I am currently listening to Niyomkarn’s new headphones album, Hue. It was produced on the open source program SuperCollider and is entirely in 3D audio (hence the requirement for headphones). I’m now about halfway through the third track, 28 [FISH], and suddenly we’ve gone from the sound of oily fingers on alien glass to a softly rising sun with TV static, then back to the alien glass except now there’s bugs on it.
There are parts of this album that make my ears and brain very uncomfortable in the most pleasant of ways. Other moments are so delicately constructed, especially in terms of panning, that I had to lie down and close my eyes. Between the chaotically rhythmic blips, beeps, drones, noise, static and sirens is an introspective silence from Niyomkarn, an insistent, calm little plea to listen closely. This is my favorite kind of message in music, and some would say it’s the only message.
Too often, composers compose for a purpose. I know I am very guilty of this, if “guilty” is the right word. But some music adamantly exists merely to point out that sound is awesome. That’s what Hue is. An electronic painting of nothing the eyes can see. It’s full of surprises in a genre that often encounters the problem of being so unpredictable, everything is predictable. Maybe in Hue’s case, this is achieved with the three-dimensional mix. The sounds will parade about inside your head, like a fairy circle if the fairies were surrounded by totally rad forcefields and constantly zapping between superpositions.
I’m now on If and Only If, the center track. Two soundscapes faded back and forth, as if vying for attention, giving way to a massively dead center full-spectrum pulse tone called Drops. This drops into (it’s an accurate title) an Indian Rag-esque tabla jam, and it works so well here. Maybe going to CalArts prepares you to be ready for itinerant rag-esque tabla jams popping out at you from every direction. But Jason Guthrie’s drums are soaked in electronics. They feel utterly appropriate. The live performance of this music is really apparent here.
On the other side of If and Only If, we are faced with music that has discovered sampling, harmony and rhythm, but it has unearthed these strange objects on its own and so come to us as hints and dream-thoughts. The effect is palpable. Theory II is a paramecium rave, leading then into lush swaths of harmonic and vocal sampling in Hers.
And this ending. This ending right here. I won’t spoil it, but I can safely say Hue is a journey I’m glad I took.

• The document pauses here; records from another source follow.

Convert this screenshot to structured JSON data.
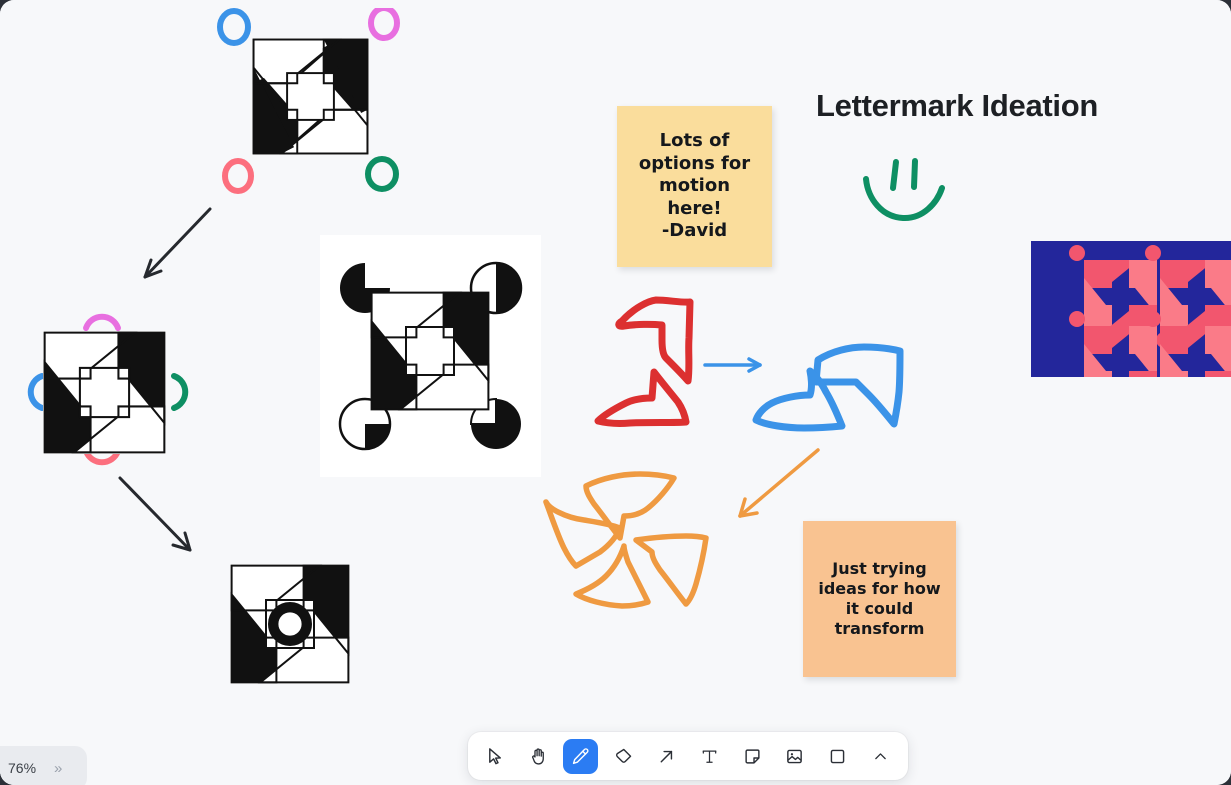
{
  "app": {
    "background": "#f7f8fa",
    "accent": "#2b7cf3"
  },
  "board": {
    "title": "Lettermark Ideation"
  },
  "sticky_notes": [
    {
      "id": "david",
      "text": "Lots of\noptions for\nmotion\nhere!\n-David",
      "color": "#fadd9c"
    },
    {
      "id": "transform",
      "text": "Just trying\nideas for how\nit could\ntransform",
      "color": "#f9c391"
    }
  ],
  "shapes": {
    "logo_variant_corner_circles": "logo-corner-circles",
    "logo_variant_edge_arcs": "logo-edge-arcs",
    "logo_variant_center_ring": "logo-center-ring",
    "logo_variant_pacman_corners": "logo-pacman-corners",
    "sketch_red_quarter": "red-sketch-quarter",
    "sketch_blue_quarter": "blue-sketch-quarter",
    "sketch_orange_pinwheel": "orange-sketch-pinwheel",
    "sketch_green_smiley": "green-smiley-sketch"
  },
  "colors": {
    "pen_blue": "#3b93e8",
    "pen_magenta": "#e86fe0",
    "pen_pink": "#fc6f7e",
    "pen_green": "#0e8f63",
    "pen_red": "#dc3030",
    "pen_orange": "#ef9a41",
    "navy_card": "#23269b",
    "navy_card_mark": "#f2566e",
    "navy_card_mark_light": "#fa7b88",
    "arrow_black": "#26292e"
  },
  "toolbar": {
    "tools": [
      {
        "name": "select-tool",
        "label": "Select",
        "icon": "cursor-icon",
        "active": false
      },
      {
        "name": "hand-tool",
        "label": "Hand",
        "icon": "hand-icon",
        "active": false
      },
      {
        "name": "draw-tool",
        "label": "Draw",
        "icon": "pencil-icon",
        "active": true
      },
      {
        "name": "eraser-tool",
        "label": "Eraser",
        "icon": "eraser-icon",
        "active": false
      },
      {
        "name": "arrow-tool",
        "label": "Arrow",
        "icon": "arrow-icon",
        "active": false
      },
      {
        "name": "text-tool",
        "label": "Text",
        "icon": "text-icon",
        "active": false
      },
      {
        "name": "note-tool",
        "label": "Note",
        "icon": "sticky-note-icon",
        "active": false
      },
      {
        "name": "image-tool",
        "label": "Image",
        "icon": "image-icon",
        "active": false
      },
      {
        "name": "rectangle-tool",
        "label": "Rectangle",
        "icon": "square-icon",
        "active": false
      },
      {
        "name": "more-tools",
        "label": "More",
        "icon": "chevron-up-icon",
        "active": false
      }
    ]
  },
  "zoom": {
    "level": "76%",
    "expand_icon": "»"
  }
}
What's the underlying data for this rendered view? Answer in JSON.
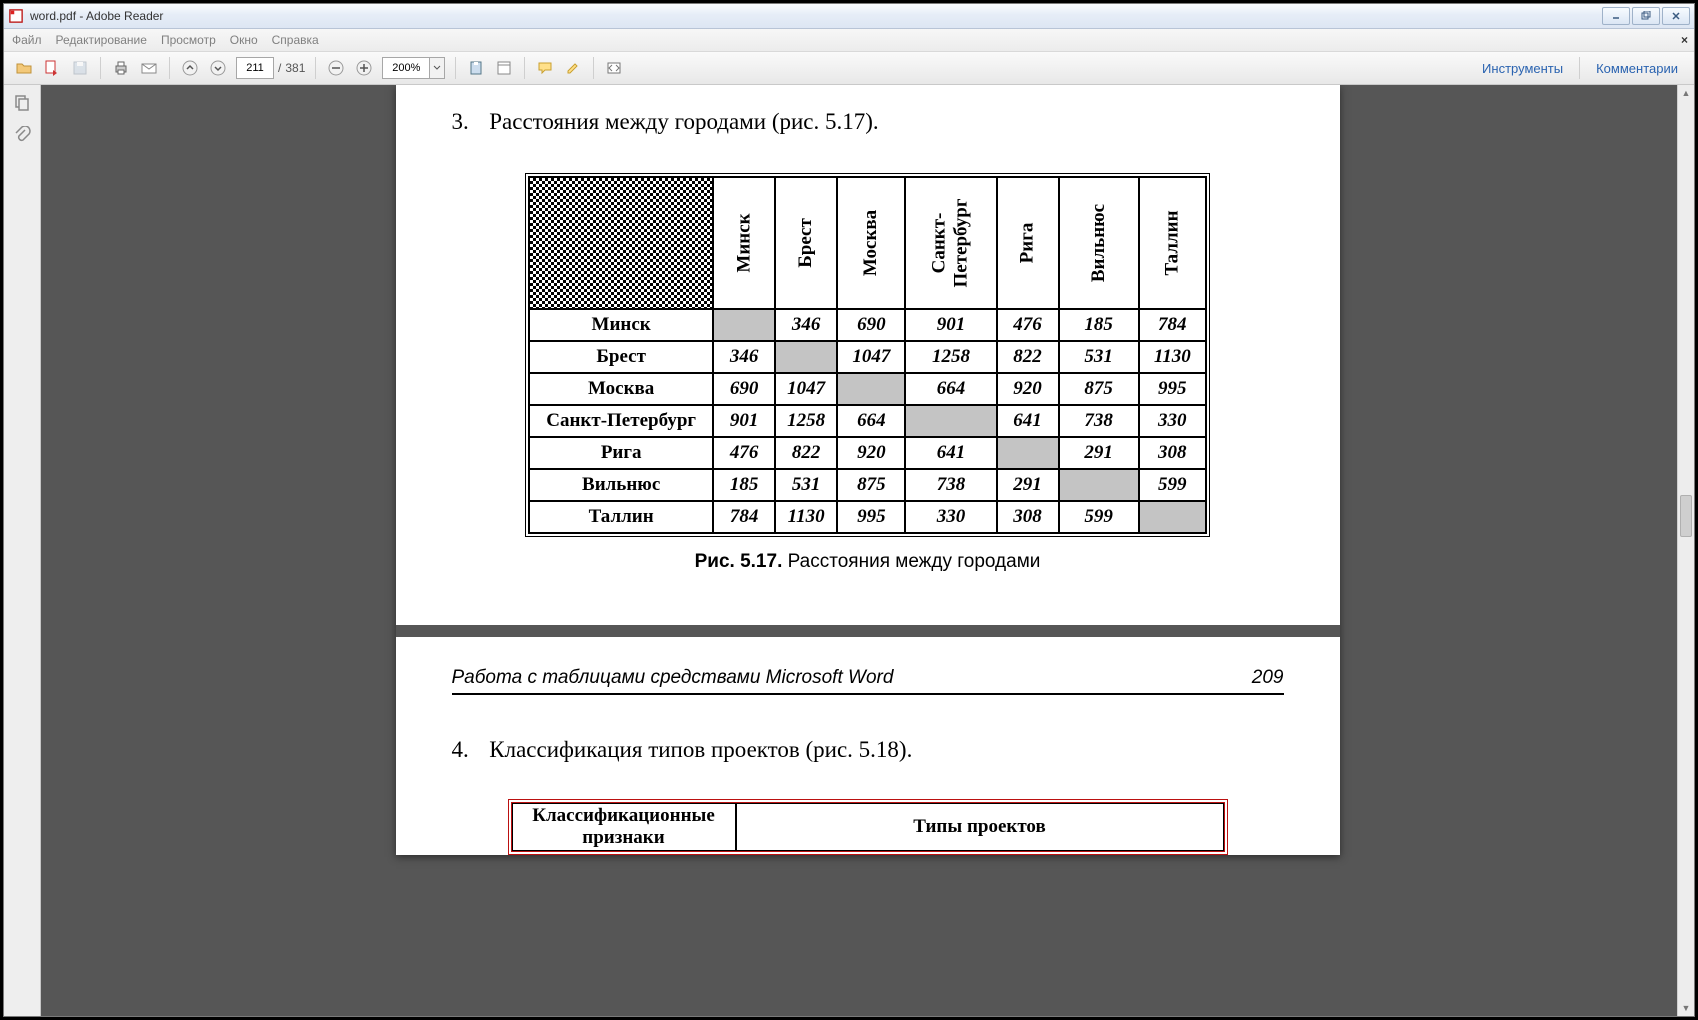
{
  "app": {
    "title": "word.pdf - Adobe Reader"
  },
  "menu": {
    "file": "Файл",
    "edit": "Редактирование",
    "view": "Просмотр",
    "window": "Окно",
    "help": "Справка"
  },
  "toolbar": {
    "page_current": "211",
    "page_sep": "/",
    "page_total": "381",
    "zoom": "200%",
    "tools": "Инструменты",
    "comments": "Комментарии"
  },
  "doc": {
    "item3_num": "3.",
    "item3_text": "Расстояния между городами (рис. 5.17).",
    "cities": [
      "Минск",
      "Брест",
      "Москва",
      "Санкт-Петербург",
      "Рига",
      "Вильнюс",
      "Таллин"
    ],
    "cities_header_sp": "Санкт-\nПетербург",
    "rows": [
      {
        "name": "Минск",
        "vals": [
          "",
          "346",
          "690",
          "901",
          "476",
          "185",
          "784"
        ]
      },
      {
        "name": "Брест",
        "vals": [
          "346",
          "",
          "1047",
          "1258",
          "822",
          "531",
          "1130"
        ]
      },
      {
        "name": "Москва",
        "vals": [
          "690",
          "1047",
          "",
          "664",
          "920",
          "875",
          "995"
        ]
      },
      {
        "name": "Санкт-Петербург",
        "vals": [
          "901",
          "1258",
          "664",
          "",
          "641",
          "738",
          "330"
        ]
      },
      {
        "name": "Рига",
        "vals": [
          "476",
          "822",
          "920",
          "641",
          "",
          "291",
          "308"
        ]
      },
      {
        "name": "Вильнюс",
        "vals": [
          "185",
          "531",
          "875",
          "738",
          "291",
          "",
          "599"
        ]
      },
      {
        "name": "Таллин",
        "vals": [
          "784",
          "1130",
          "995",
          "330",
          "308",
          "599",
          ""
        ]
      }
    ],
    "fig517_label": "Рис. 5.17.",
    "fig517_text": " Расстояния между городами",
    "runner_title": "Работа с таблицами средствами Microsoft Word",
    "runner_page": "209",
    "item4_num": "4.",
    "item4_text": "Классификация типов проектов (рис. 5.18).",
    "t2_h1": "Классификационные признаки",
    "t2_h2": "Типы проектов"
  }
}
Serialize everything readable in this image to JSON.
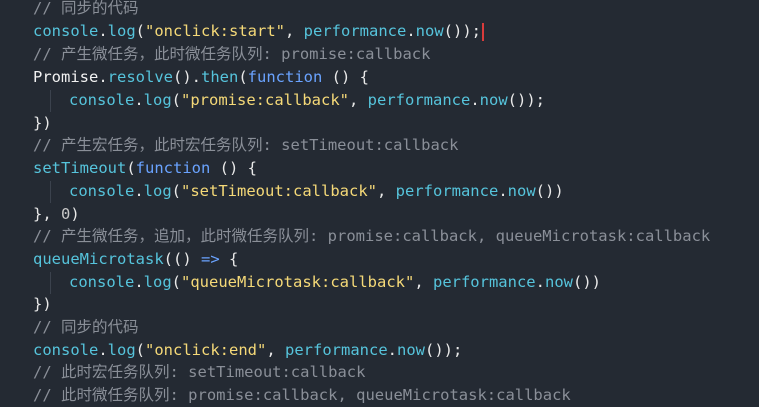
{
  "code": {
    "l1": "// 同步的代码",
    "l2_obj": "console",
    "l2_fn": "log",
    "l2_str": "\"onclick:start\"",
    "l2_obj2": "performance",
    "l2_fn2": "now",
    "l3": "// 产生微任务，此时微任务队列: promise:callback",
    "l4_obj": "Promise",
    "l4_fn1": "resolve",
    "l4_fn2": "then",
    "l4_kw": "function",
    "l5_obj": "console",
    "l5_fn": "log",
    "l5_str": "\"promise:callback\"",
    "l5_obj2": "performance",
    "l5_fn2": "now",
    "l6": "})",
    "l7": "// 产生宏任务，此时宏任务队列: setTimeout:callback",
    "l8_fn": "setTimeout",
    "l8_kw": "function",
    "l9_obj": "console",
    "l9_fn": "log",
    "l9_str": "\"setTimeout:callback\"",
    "l9_obj2": "performance",
    "l9_fn2": "now",
    "l10_num": "0",
    "l11": "// 产生微任务，追加，此时微任务队列: promise:callback, queueMicrotask:callback",
    "l12_fn": "queueMicrotask",
    "l13_obj": "console",
    "l13_fn": "log",
    "l13_str": "\"queueMicrotask:callback\"",
    "l13_obj2": "performance",
    "l13_fn2": "now",
    "l14": "})",
    "l15": "// 同步的代码",
    "l16_obj": "console",
    "l16_fn": "log",
    "l16_str": "\"onclick:end\"",
    "l16_obj2": "performance",
    "l16_fn2": "now",
    "l17": "// 此时宏任务队列: setTimeout:callback",
    "l18": "// 此时微任务队列: promise:callback, queueMicrotask:callback"
  },
  "colors": {
    "background": "#242a33",
    "comment": "#8a8f98",
    "string": "#f5d978",
    "keyword": "#6aa3ff",
    "identifier": "#56c4dc",
    "cursor": "#d93b3b"
  }
}
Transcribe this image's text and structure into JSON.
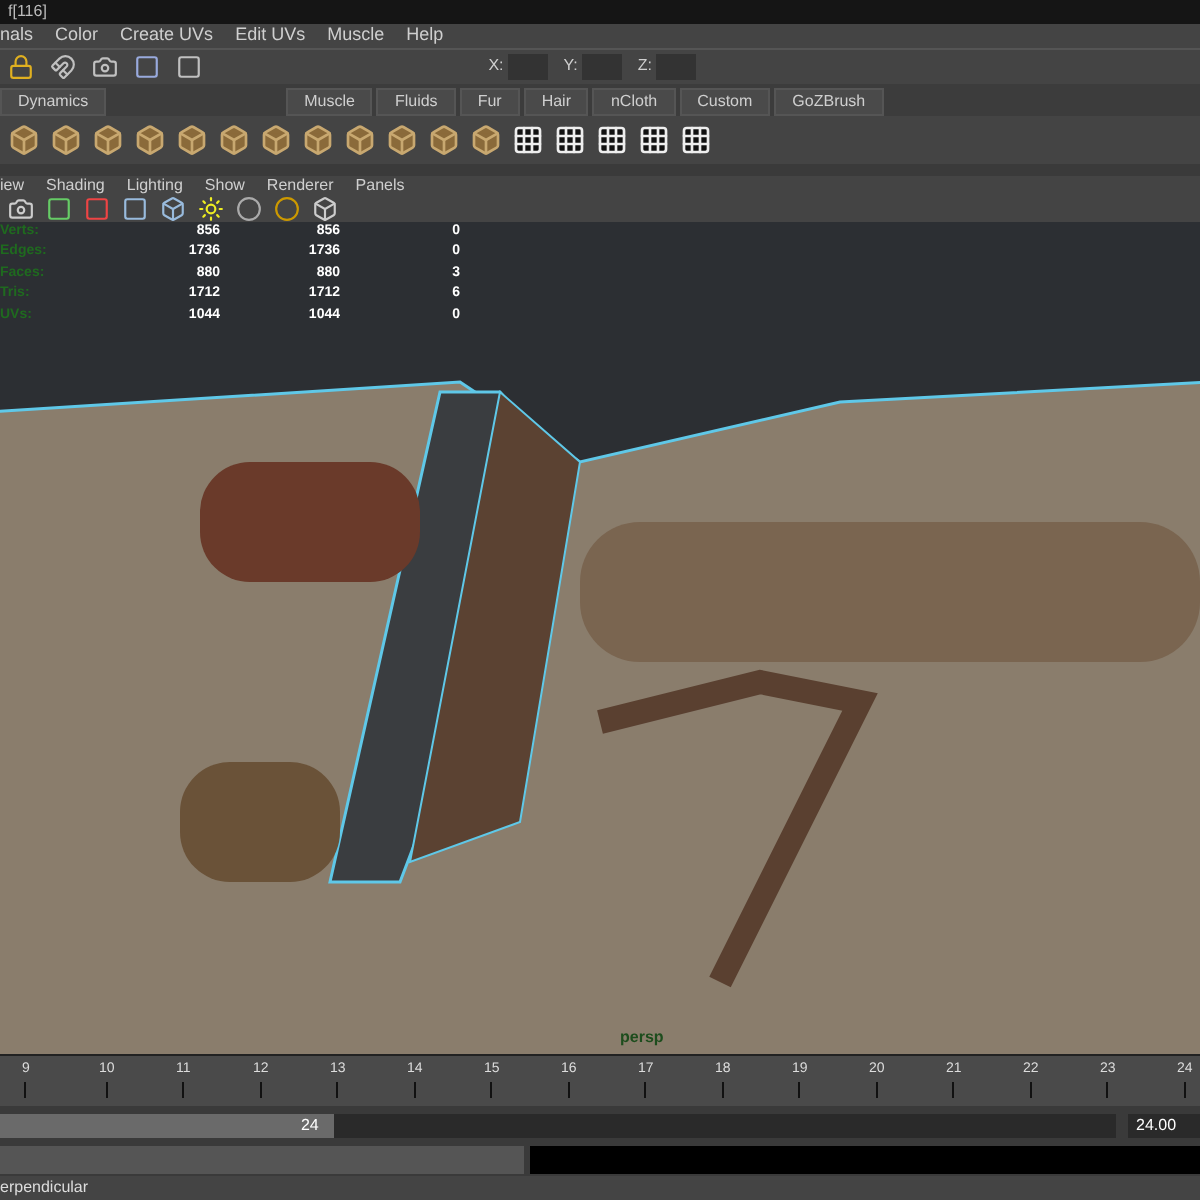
{
  "window": {
    "title": "f[116]"
  },
  "menu": [
    "nals",
    "Color",
    "Create UVs",
    "Edit UVs",
    "Muscle",
    "Help"
  ],
  "coordinate_fields": [
    "X:",
    "Y:",
    "Z:"
  ],
  "shelf_tabs": [
    "Dynamics",
    "Muscle",
    "Fluids",
    "Fur",
    "Hair",
    "nCloth",
    "Custom",
    "GoZBrush"
  ],
  "panel_menu": [
    "iew",
    "Shading",
    "Lighting",
    "Show",
    "Renderer",
    "Panels"
  ],
  "hud": [
    {
      "label": "Verts:",
      "values": [
        "856",
        "856",
        "0"
      ]
    },
    {
      "label": "Edges:",
      "values": [
        "1736",
        "1736",
        "0"
      ]
    },
    {
      "label": "Faces:",
      "values": [
        "880",
        "880",
        "3"
      ]
    },
    {
      "label": "Tris:",
      "values": [
        "1712",
        "1712",
        "6"
      ]
    },
    {
      "label": "UVs:",
      "values": [
        "1044",
        "1044",
        "0"
      ]
    }
  ],
  "viewport": {
    "camera": "persp"
  },
  "timeline": {
    "ticks": [
      "9",
      "10",
      "11",
      "12",
      "13",
      "14",
      "15",
      "16",
      "17",
      "18",
      "19",
      "20",
      "21",
      "22",
      "23",
      "24"
    ]
  },
  "range_slider": {
    "end_value": "24",
    "level": 0.3,
    "current_time": "24.00"
  },
  "help_line": "erpendicular"
}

Though the music may scare you at first, I’m here to tell you that music is supposed to do that. It’s supposed too make you uncomfortable in a way that refuses to let you go.
Find Niyomkarn’s album on Bandcamp. Listen there or via the player below.
A bot has put together a pretty fun playlist from a redditor’s comments in a post entitled Those songs that upon the first time hearing them you know you’ve found something amazing. Here’s the full playlist in the bot’s comment.
Nicolas Jaar has remixed Random Access Memories and it is extremely mediocre. I’m linking it here anyway because reasons.
LA filmmaker Thomas MacVicar has put together a 10-minute mini-documentary about the so-called “beat scene” of Los Angeles, which first gained steam at the Airliner with Low End Theory and slowly becoming, like, a thing, man. Features excellent music and interviews from artists such as Daedelus, Shlohmo, Co.Fee, and Mndsgn.